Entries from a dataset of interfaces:
▽
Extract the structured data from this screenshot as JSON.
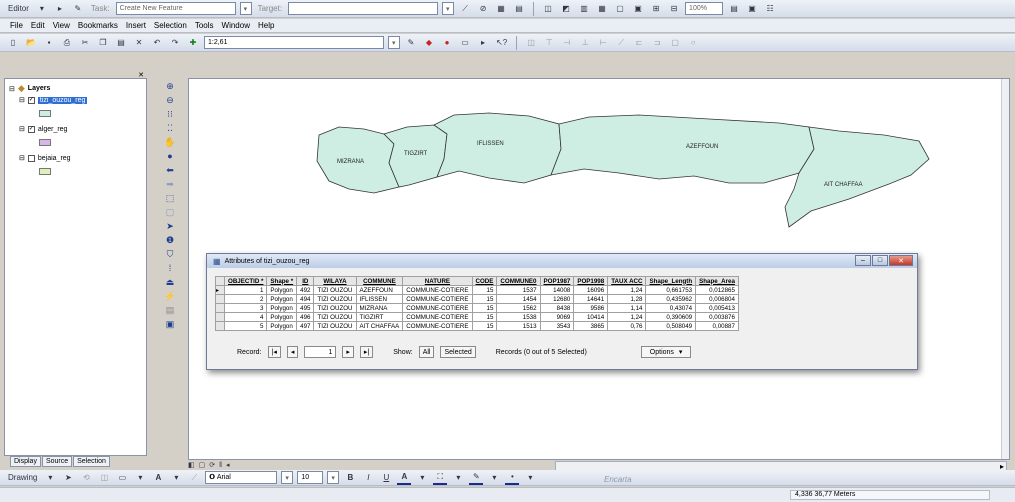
{
  "editor_bar": {
    "editor_label": "Editor",
    "task_label": "Task:",
    "task_value": "Create New Feature",
    "target_label": "Target:",
    "zoom_value": "100%"
  },
  "menu": [
    "File",
    "Edit",
    "View",
    "Bookmarks",
    "Insert",
    "Selection",
    "Tools",
    "Window",
    "Help"
  ],
  "standard_bar": {
    "scale_value": "1:2,61"
  },
  "toc": {
    "root_label": "Layers",
    "layers": [
      {
        "name": "tizi_ouzou_reg",
        "checked": true,
        "selected": true,
        "color": "#cfeee3"
      },
      {
        "name": "alger_reg",
        "checked": true,
        "selected": false,
        "color": "#d8b6e6"
      },
      {
        "name": "bejaia_reg",
        "checked": false,
        "selected": false,
        "color": "#dff0b8"
      }
    ],
    "tabs": [
      "Display",
      "Source",
      "Selection"
    ]
  },
  "map": {
    "fill_color": "#cfeee3",
    "communes": [
      "MIZRANA",
      "TIGZIRT",
      "IFLISSEN",
      "AZEFFOUN",
      "AIT CHAFFAA"
    ]
  },
  "attribute_window": {
    "title": "Attributes of tizi_ouzou_reg",
    "columns": [
      "OBJECTID *",
      "Shape *",
      "ID",
      "WILAYA",
      "COMMUNE",
      "NATURE",
      "CODE",
      "COMMUNE0",
      "POP1987",
      "POP1998",
      "TAUX ACC",
      "Shape_Length",
      "Shape_Area"
    ],
    "rows": [
      [
        "1",
        "Polygon",
        "492",
        "TIZI OUZOU",
        "AZEFFOUN",
        "COMMUNE-COTIERE",
        "15",
        "1537",
        "14008",
        "16096",
        "1,24",
        "0,661753",
        "0,012865"
      ],
      [
        "2",
        "Polygon",
        "494",
        "TIZI OUZOU",
        "IFLISSEN",
        "COMMUNE-COTIERE",
        "15",
        "1454",
        "12680",
        "14641",
        "1,28",
        "0,435962",
        "0,006804"
      ],
      [
        "3",
        "Polygon",
        "495",
        "TIZI OUZOU",
        "MIZRANA",
        "COMMUNE-COTIERE",
        "15",
        "1562",
        "8438",
        "9586",
        "1,14",
        "0,43074",
        "0,005413"
      ],
      [
        "4",
        "Polygon",
        "496",
        "TIZI OUZOU",
        "TIGZIRT",
        "COMMUNE-COTIERE",
        "15",
        "1538",
        "9069",
        "10414",
        "1,24",
        "0,390609",
        "0,003876"
      ],
      [
        "5",
        "Polygon",
        "497",
        "TIZI OUZOU",
        "AIT CHAFFAA",
        "COMMUNE-COTIERE",
        "15",
        "1513",
        "3543",
        "3865",
        "0,76",
        "0,508049",
        "0,00887"
      ]
    ],
    "record_label": "Record:",
    "record_value": "1",
    "show_label": "Show:",
    "show_all": "All",
    "show_selected": "Selected",
    "records_text": "Records (0 out of 5 Selected)",
    "options_label": "Options"
  },
  "drawing_bar": {
    "drawing_label": "Drawing",
    "font_value": "Arial",
    "size_value": "10"
  },
  "status": {
    "watermark": "Encarta",
    "coords": "4,336  36,77 Meters"
  }
}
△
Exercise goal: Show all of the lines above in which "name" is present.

Result of this exercise:
        "name": "tizi_ouzou_reg",
        "name": "alger_reg",
        "name": "bejaia_reg",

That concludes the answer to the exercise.